Auguste-Louis Lepere (1849–1910)
Un quai à Rouen, 1899
Published in Revue de l'art Ancien et Moderne
Etching printed by Chardon Wittmann on cream wove paper
20.8 x 14.4 cm (plate); 26 x 20.2 cm (sheet)
Condition: strong impression is pristine condition.
I am selling this print for $62 AUD including postage and handling to anywhere in the world. This is a large print and will be shipped in a tube. Please contact me using the email link at the top of the page if you are interested or click the “Buy Now” button.




Detail of Lepere’s Un quai à Rouen, 1899
Detail of Lepere’s Un quai à Rouen, 1899
Detail of Lepere’s Un quai à Rouen, 1899

There are so many different types of formats that I could—and perhaps should—discuss; for instance, the tondo (a circular format) and formats where the border annotates the portrayed subject that it frames, such as may be seen in the engravings by Pintz (discussed in the post Expression by Juxtaposition. Although I do not wish to dismiss this consideration, my intention, as I commented at the start of this discussion, is to clarify the issues underpinning just a handful of different types of formatting with the view that the same issues also underpin most of the other format types.
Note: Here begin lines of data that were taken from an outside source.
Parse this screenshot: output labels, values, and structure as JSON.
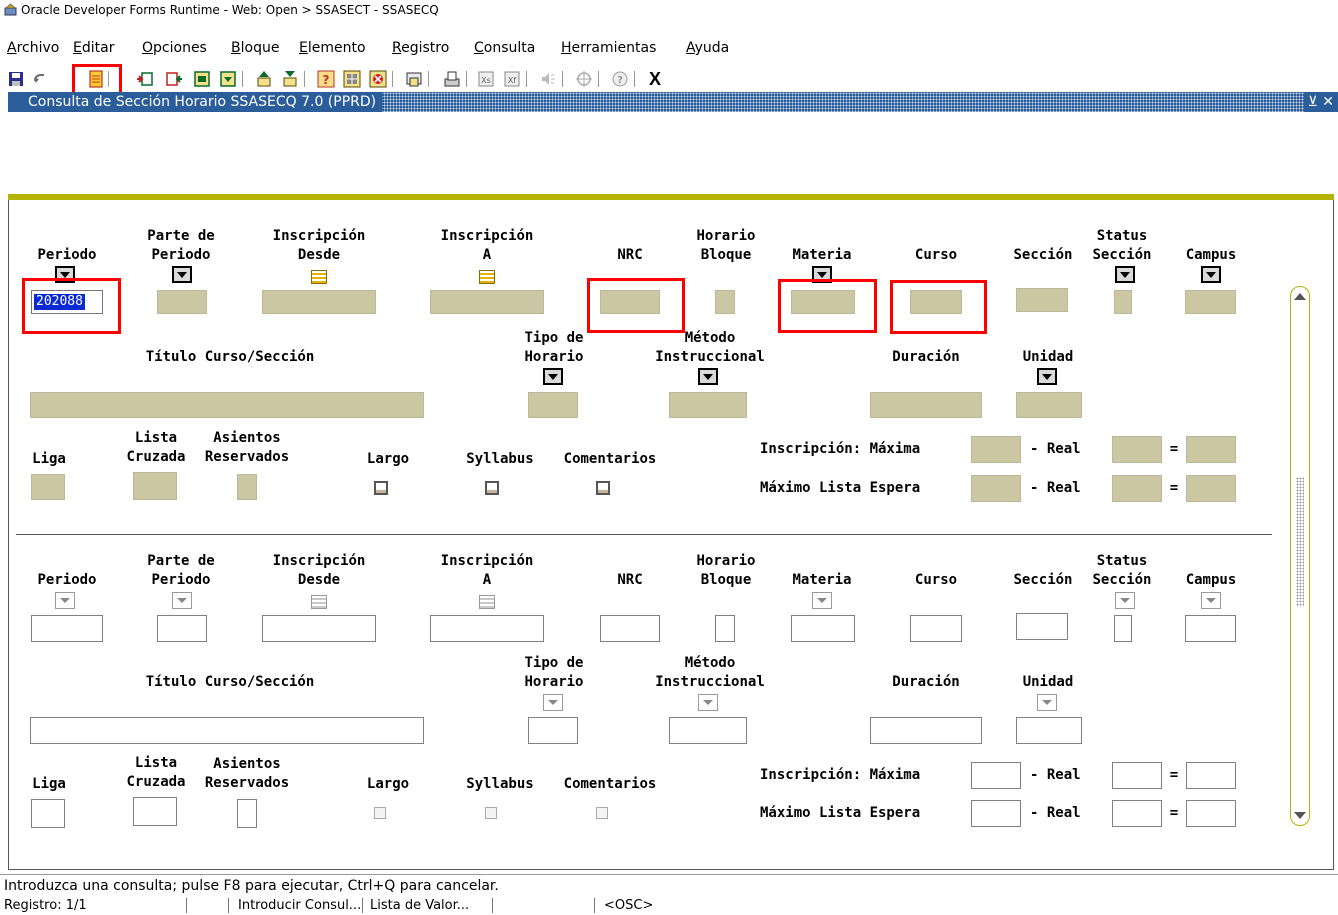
{
  "window": {
    "title": "Oracle Developer Forms Runtime - Web:  Open > SSASECT - SSASECQ"
  },
  "menu": [
    {
      "label": "Archivo",
      "u": "A",
      "rest": "rchivo"
    },
    {
      "label": "Editar",
      "u": "E",
      "rest": "ditar"
    },
    {
      "label": "Opciones",
      "u": "O",
      "rest": "pciones"
    },
    {
      "label": "Bloque",
      "u": "B",
      "rest": "loque"
    },
    {
      "label": "Elemento",
      "u": "E",
      "rest": "lemento"
    },
    {
      "label": "Registro",
      "u": "R",
      "rest": "egistro"
    },
    {
      "label": "Consulta",
      "u": "C",
      "rest": "onsulta"
    },
    {
      "label": "Herramientas",
      "u": "H",
      "rest": "erramientas"
    },
    {
      "label": "Ayuda",
      "u": "A",
      "rest": "yuda"
    }
  ],
  "toolbar": {
    "icons": [
      "save-icon",
      "rollback-icon",
      "enter-query-icon",
      "insert-record-icon",
      "remove-record-icon",
      "previous-block-icon",
      "next-block-icon",
      "export-icon",
      "save-query-icon",
      "help-icon",
      "options-icon",
      "cancel-icon",
      "print-icon",
      "print-preview-icon",
      "calculator-icon",
      "calculator2-icon",
      "audio-icon",
      "target-icon",
      "info-icon",
      "exit-icon"
    ],
    "exit_label": "X"
  },
  "form": {
    "title": "Consulta de Sección Horario  SSASECQ  7.0  (PPRD)",
    "controls": "⊻ ✕",
    "labels": {
      "periodo": "Periodo",
      "parte_de": "Parte de",
      "parte_periodo": "Periodo",
      "inscripcion": "Inscripción",
      "desde": "Desde",
      "a": "A",
      "nrc": "NRC",
      "horario": "Horario",
      "bloque": "Bloque",
      "materia": "Materia",
      "curso": "Curso",
      "seccion": "Sección",
      "status": "Status",
      "status_seccion": "Sección",
      "campus": "Campus",
      "titulo": "Título Curso/Sección",
      "tipo_de": "Tipo de",
      "tipo_horario": "Horario",
      "metodo": "Método",
      "instruccional": "Instruccional",
      "duracion": "Duración",
      "unidad": "Unidad",
      "liga": "Liga",
      "lista": "Lista",
      "cruzada": "Cruzada",
      "asientos": "Asientos",
      "reservados": "Reservados",
      "largo": "Largo",
      "syllabus": "Syllabus",
      "comentarios": "Comentarios",
      "insc_maxima": "Inscripción: Máxima",
      "max_lista": "Máximo Lista Espera",
      "dash_real": "-  Real",
      "equals": "="
    },
    "periodo_value": "202088"
  },
  "status": {
    "message": "Introduzca una consulta;  pulse F8 para ejecutar, Ctrl+Q para cancelar.",
    "record": "Registro: 1/1",
    "mode": "Introducir Consul...",
    "lov": "Lista de Valor...",
    "osc": "<OSC>"
  },
  "colors": {
    "active_field": "#cbc7a2",
    "window_bar": "#2a5d9a",
    "accent_line": "#b4b400",
    "annotation": "#ff0000"
  }
}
Nevertheless, in future posts I will address more formats, as there are some that are very interesting ones that draw upon the world of optical illusions.